“We’ve got, top to bottom, eight players who are as good as we’ve had in awhile,” Hardwick said. “There’s not any great distant from the top to the bottom.”

The Hokies play their traditionally difficult spring slate, starting with the tournament in Puerto Rico. The ACC Championships are held April 20-22 at the Old North State course at Baden Lake, N.C., and the ACC again is strong this season, with four teams in the top 20, according to Golfweek’s rankings.

The Hokies played well in the fall, and they have gotten more practice time this winter than in winters past because of the mild weather this winter in Southwest Virginia. The veterans are looking better, and the freshmen showed a lot in the fall despite not having seen the courses and give promise to a bright future. And the team is smart, with six of eight players sporting a 3.0 grade-point average or better and three of them making the Dean’s List this past fall – something that usually correlates to good golf.

All that has Hardwick optimistic about the team’s chances this spring.

“I’m encouraged,” he said. “I thought we had some really bright moments in the fall against a good strong schedule. We finished in the top five four times, so I’m encouraged about that.”

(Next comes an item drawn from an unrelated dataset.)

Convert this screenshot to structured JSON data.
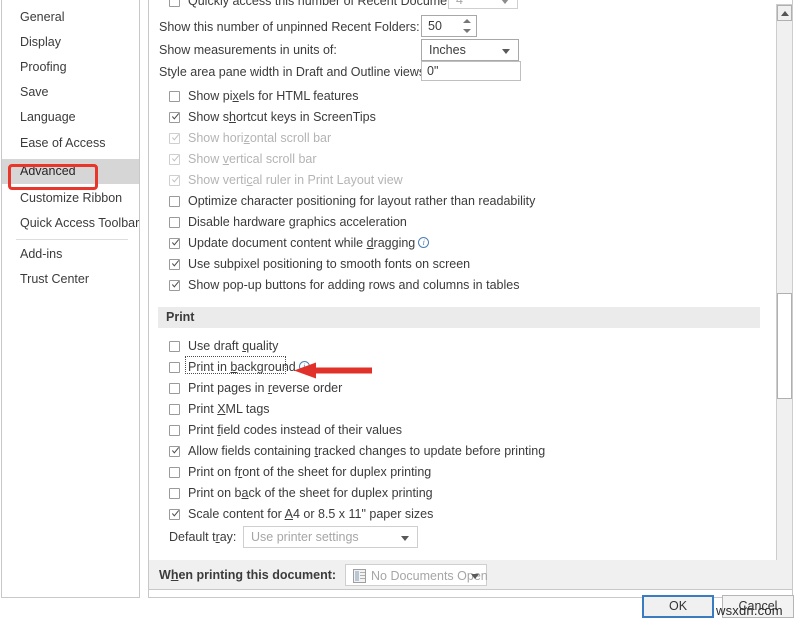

The NCAA East Regional this year will be held at the Grandover Resort in Greensboro, N.C., on May 17-19, while the national championships will be held at Riviera Country Club outside of Los Angeles on May 29-June 3.